This study will look at the variables that influence the human-to-robot ratio and propose strategies for increasing the number of robots that human operators can supervise at one time. We will conduct an experimental study with two different conditions in which we manipulate multiple-agent systems and the team architectures. The primary purpose of this study is to establish an architecture for organizing human-robot teamwork and identify the variables that influence the human-to-robot ratio.
Research Methods

we will conduct an experimental study using a computer interphase to simulate human-robot team missions. We will manipulate the structure and communication of human-robot operators to determine if we can establish similar outcomes (team performance and NASA Task Load) with fewer human operators.

Research Deliverables (Publications, Presentations and other Products)
Anticipated deliverables

  • A list of features of interest identified by key stakeholders
  • A focused list, generated by subject matter experts at NASA/JPL, for extending the NASA Task Load
  • Research results of survey, interviews, and focus group
  • Research results of the experimental study
  • Extension of NASA Task Load
  • Conference presentations
  • Publication

Anticipated Publications

  • We are still considering appropriate outlets but will likely submit to the journals that we most reference. We are also looking into appropriate outlets for convergence of psychology and autonomy.

Conference Presentations
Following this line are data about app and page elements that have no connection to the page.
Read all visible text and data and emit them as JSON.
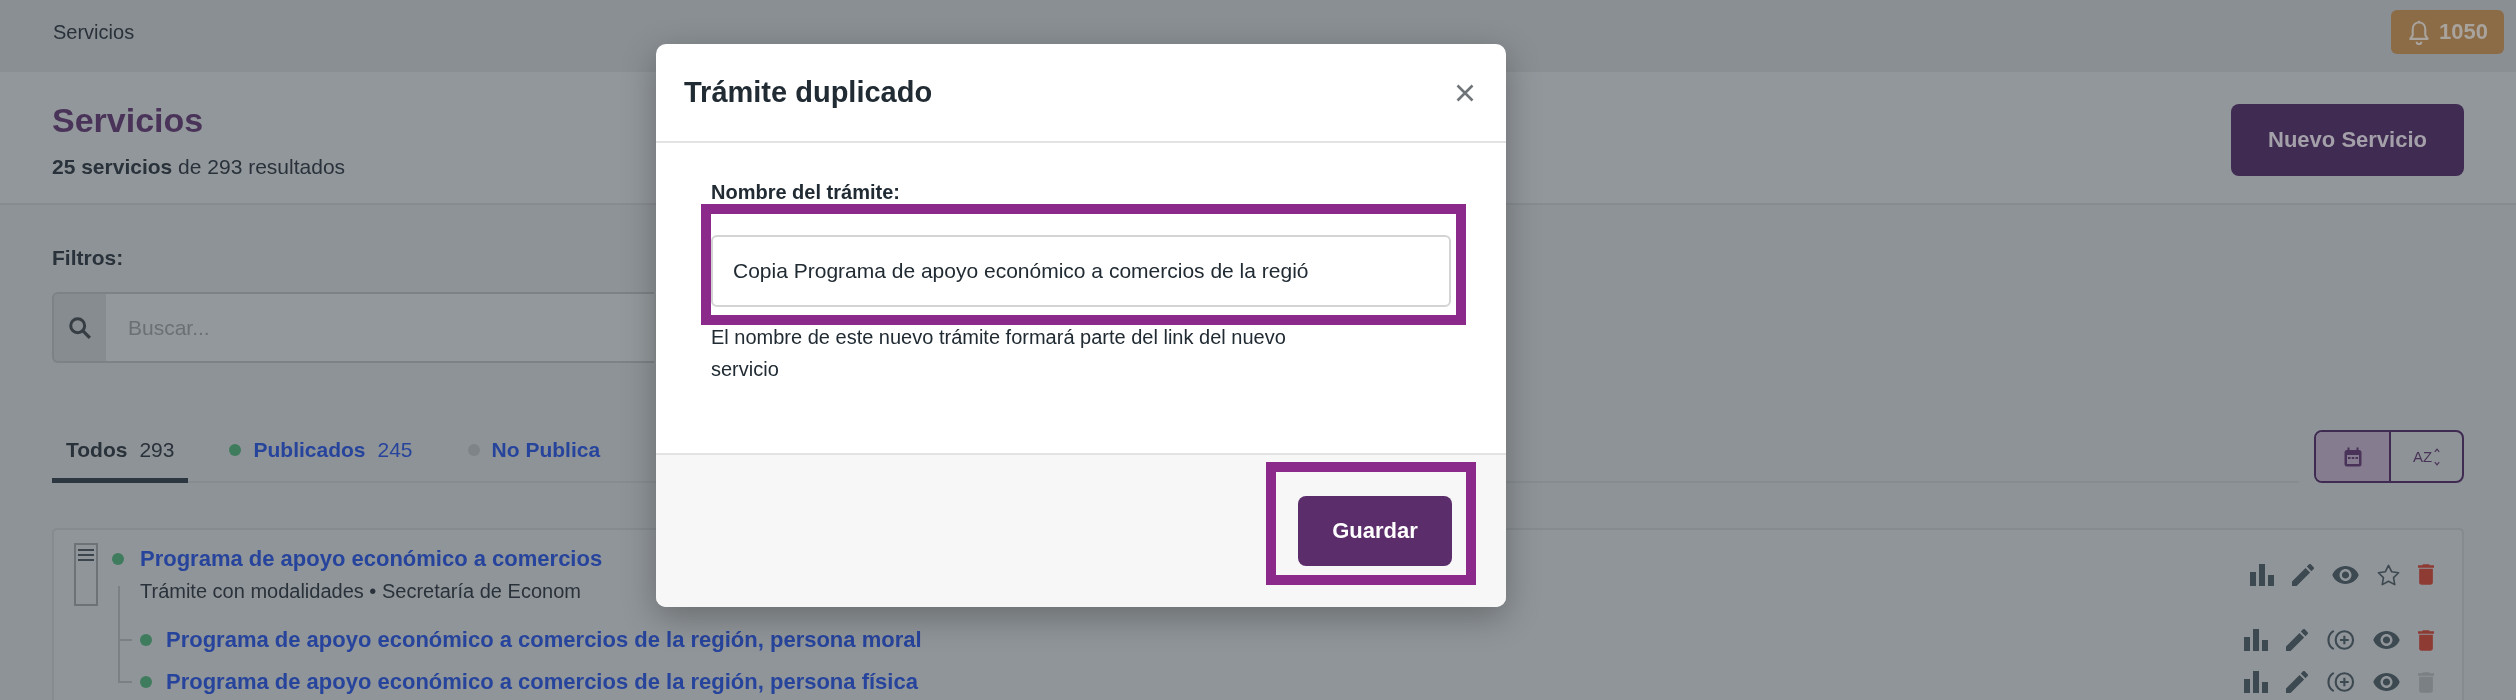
{
  "top_bar": {
    "title": "Servicios",
    "notifications": "1050"
  },
  "header": {
    "title": "Servicios",
    "summary": "**25 servicios** de 293 resultados",
    "primary_button": "Nuevo Servicio"
  },
  "filters": {
    "label": "Filtros:",
    "search": {
      "placeholder": "Buscar..."
    }
  },
  "tabs": [
    {
      "label": "Todos",
      "count": "293",
      "selected": true
    },
    {
      "label": "Publicados",
      "count": "245",
      "selected": false,
      "color": "#3f7c5e"
    },
    {
      "label": "No Publica",
      "selected": false,
      "color": "#7f8488"
    }
  ],
  "sort_toggle": [
    {
      "kind": "date",
      "selected": true
    },
    {
      "kind": "alphabetical",
      "label": "AZ",
      "selected": false
    }
  ],
  "services": [
    {
      "title": "Programa de apoyo económico a comercios",
      "meta": "Trámite con modalidades • Secretaría de Econom",
      "published": true,
      "starred": false,
      "delete_disabled": false,
      "children": [
        {
          "title": "Programa de apoyo económico a comercios de la región, persona moral",
          "published": true,
          "delete_disabled": false
        },
        {
          "title": "Programa de apoyo económico a comercios de la región, persona física",
          "published": true,
          "delete_disabled": true
        }
      ]
    }
  ],
  "modal": {
    "title": "Trámite duplicado",
    "field": {
      "label": "Nombre del trámite:",
      "value": "Copia Programa de apoyo económico a comercios de la regió",
      "highlighted": true
    },
    "help": "El nombre de este nuevo trámite formará parte del link del nuevo servicio",
    "buttons": [
      {
        "label": "Guardar",
        "highlighted": true
      }
    ]
  }
}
  • Same as above. Additionally, we will likely present at the California Association for Behavior Analysis and the Association for Behavior Analysis International.
Research Timeline
January 2020  —

  • Colloquium #1, Research Plan, Present Research Plan, Seminar at JPL, Literature Review (Human-robot teamwork)
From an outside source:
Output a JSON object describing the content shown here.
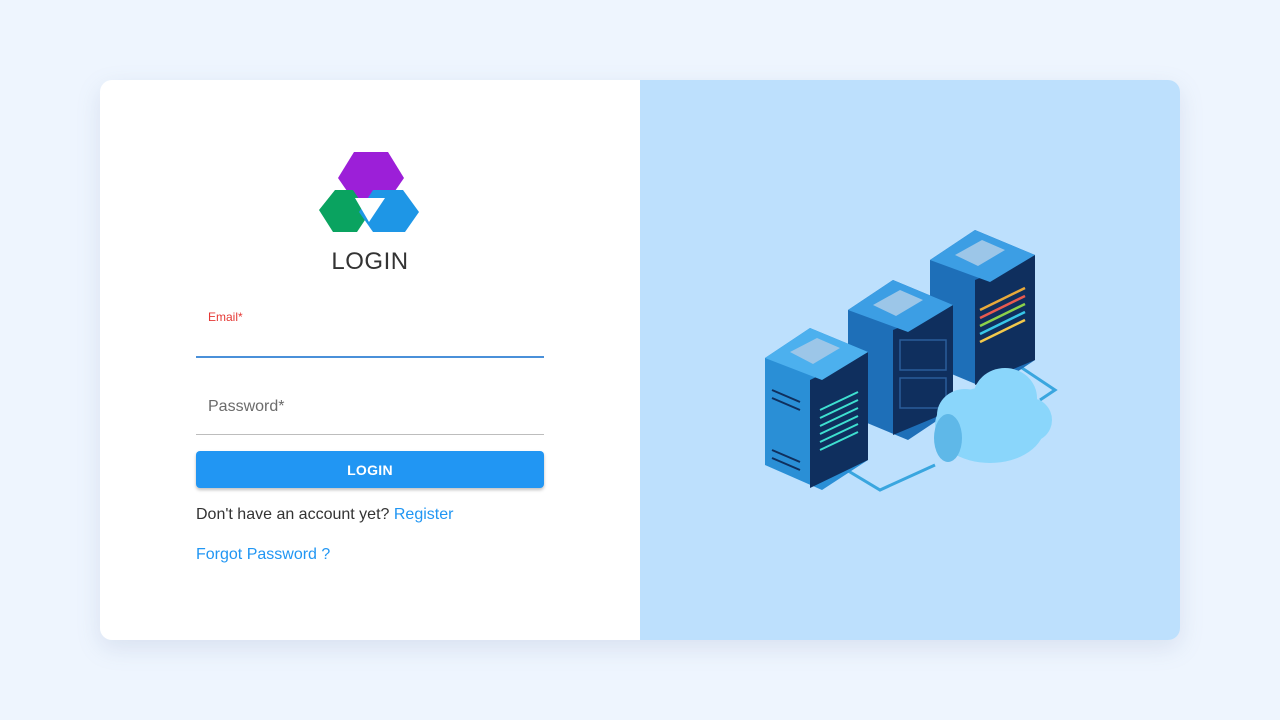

February 2020  —

  • Literature Review (Human-robot teamwork)

March 2020  —

  • Literature Review (Human-robot teamwork)

April 2020  —

  • Literature Review (Human-robot teamwork)

May 2020  —

  • Build human-robot teamwork architecture

June 2020 —

  • Build human-robot teamwork architecture

July 2020   —

  • Build human-robot teamwork architecture, Develop Experimental Design, Literature Review (Urban Search and Rescue Simulation Software)

August 2020  —

  • Develop Experimental Design, Seminar #2, Literature Review (Urban Search and Rescue Simulation Software), Start IRB submission

September 2020  —

  • Complete experimental design.

October 2020  —

  • Submit NSTGRO21 Grant, Train team in development of simulation

November 2020  —

  • Train team in development of simulation

December 2020  —

  • Train team in development of simulation

January 2021  —

  • Train team in development of simulation, Revise Human-robot teamwork architecture, Develop simulation, Submit for IRB approval and implement feedback

February 2021  —

  • Revise Human-robot teamwork architecture, Develop simulation, Submit for IRB approval and implement feedback

March 2021  —

  • Conduct experiment, Run data analyses, Start drafting manuscript
Are there other activities (e.g., proposals or additional projects) that you have developed or anticipate based on your NASA ARCS project?
Because of COVID-19, we have been very busy revising the projects we have. Both fellows applied for NSTGRO21 grant. Our collaborator, Dr. Rahmani, is invested in our collaborations.

Impact of Project Partnership with NASA:

The name recognition and prestige associated with NASA and JPL is attractive for recruiting strong students that would have historically not considered pursuing research careers or growth in STEM.

I continue to be invited by journals, conferences, and podcasters in the field of behavior analysis to discuss my efforts on this project because the convergence of behavior analysis and autonomy is new and exciting for expanding the reach of behavioral science.